A short film about integrating indigenous knowledge alongside classroom science in Grahamstown, South Africa. It focuses on a research project started by Maren Seehawer and 5 local teachers aiming to discover how indigenous knowledge can inspire better learning, improve student contribution and make science more relatable. Through the experience of a school learner at Tantyi Primary School this film shows that indigenous knowledge has made a positive impact on his life and future career endeavors. It is an exploration of bringing two worlds, home and science, together.
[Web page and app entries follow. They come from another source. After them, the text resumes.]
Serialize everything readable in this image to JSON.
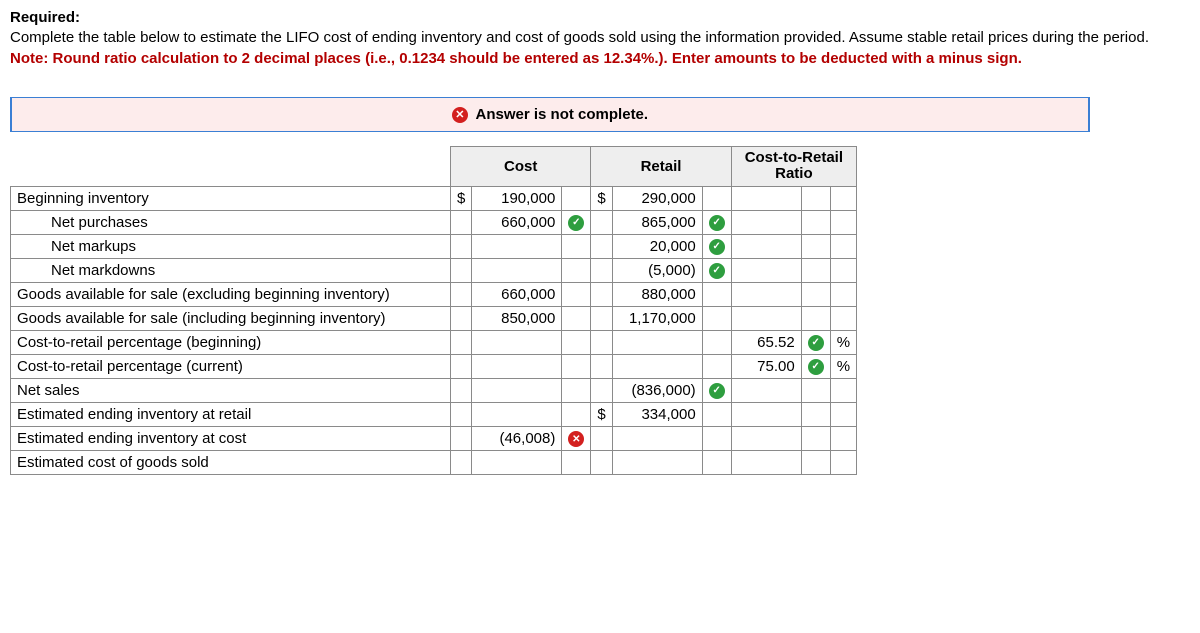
{
  "instructions": {
    "required_label": "Required:",
    "line1": "Complete the table below to estimate the LIFO cost of ending inventory and cost of goods sold using the information provided. Assume stable retail prices during the period.",
    "note": "Note: Round ratio calculation to 2 decimal places (i.e., 0.1234 should be entered as 12.34%.). Enter amounts to be deducted with a minus sign."
  },
  "banner": {
    "text": "Answer is not complete."
  },
  "headers": {
    "cost": "Cost",
    "retail": "Retail",
    "ratio": "Cost-to-Retail Ratio"
  },
  "symbols": {
    "dollar": "$",
    "percent": "%"
  },
  "rows": {
    "beginning_inventory": {
      "label": "Beginning inventory",
      "cost_cur": "$",
      "cost": "190,000",
      "retail_cur": "$",
      "retail": "290,000"
    },
    "net_purchases": {
      "label": "Net purchases",
      "cost": "660,000",
      "cost_ok": true,
      "retail": "865,000",
      "retail_ok": true
    },
    "net_markups": {
      "label": "Net markups",
      "retail": "20,000",
      "retail_ok": true
    },
    "net_markdowns": {
      "label": "Net markdowns",
      "retail": "(5,000)",
      "retail_ok": true
    },
    "gafs_excl": {
      "label": "Goods available for sale (excluding beginning inventory)",
      "cost": "660,000",
      "retail": "880,000"
    },
    "gafs_incl": {
      "label": "Goods available for sale (including beginning inventory)",
      "cost": "850,000",
      "retail": "1,170,000"
    },
    "ctr_beginning": {
      "label": "Cost-to-retail percentage (beginning)",
      "ratio": "65.52",
      "ratio_ok": true
    },
    "ctr_current": {
      "label": "Cost-to-retail percentage (current)",
      "ratio": "75.00",
      "ratio_ok": true
    },
    "net_sales": {
      "label": "Net sales",
      "retail": "(836,000)",
      "retail_ok": true
    },
    "eei_retail": {
      "label": "Estimated ending inventory at retail",
      "retail_cur": "$",
      "retail": "334,000"
    },
    "eei_cost": {
      "label": "Estimated ending inventory at cost",
      "cost": "(46,008)",
      "cost_bad": true
    },
    "ecgs": {
      "label": "Estimated cost of goods sold"
    }
  }
}
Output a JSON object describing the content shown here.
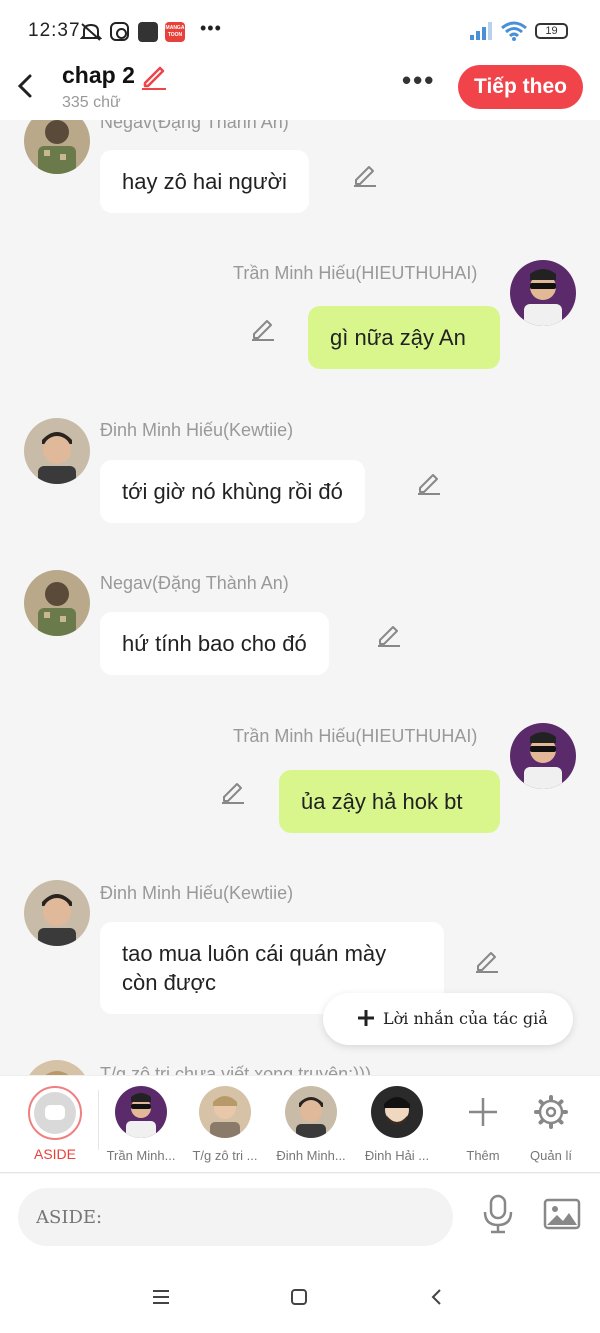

The film begins with an avid learner, Lithe-tha, who was first introduced to indigenous knowledge in the classroom at Tantyi Primary school in 2015. His teacher, Mr Nuntsu demonstrates to us how he builds the bridges between knowledge at home and knowledge at school. A fundamental role in this knowledge project is encouraging students to bring back knowledge from their elders, parents and siblings on indigenous knowledge. Furthermore, we meet Nomzi who offers insight on indigenous practices and cultural values and why they are important. Later we meet Maren, PHD student, a member of the research project. She speaks on how indigenous knowledges can serve as a tool which not only offers alternatives to western science but also allow for a practical and relatable take on education. Lastly, Lithe-tha reveals the potential in integrating indigenous knowledge alongside classroom science. He inspires a hope in bringing about a change in the South African science curriculum.

Report by Tess Miles, Thingo Mthombeni

Hydrogen: is it the answer to our energy crisis?


This story is about hydrogen and whether or not it is a reliable renewable energy source. It is a film that creates awareness about the importance of renewable energy. The film features two scientists, Dr Henrietta Langmi who specializes in hydrogen and Dr Garth Cambray who specializes in biotechnology. On the one hand Dr Langmi speaks positively about hydrogen as a renewable source of enrgy and on the other hand, Dr Cambray counter argues this view. However, they both agree that in order for hydrogen to be a good renewable source of energy a lot of work still needs to be done.

Report by Abner Accom and Catharina Andersen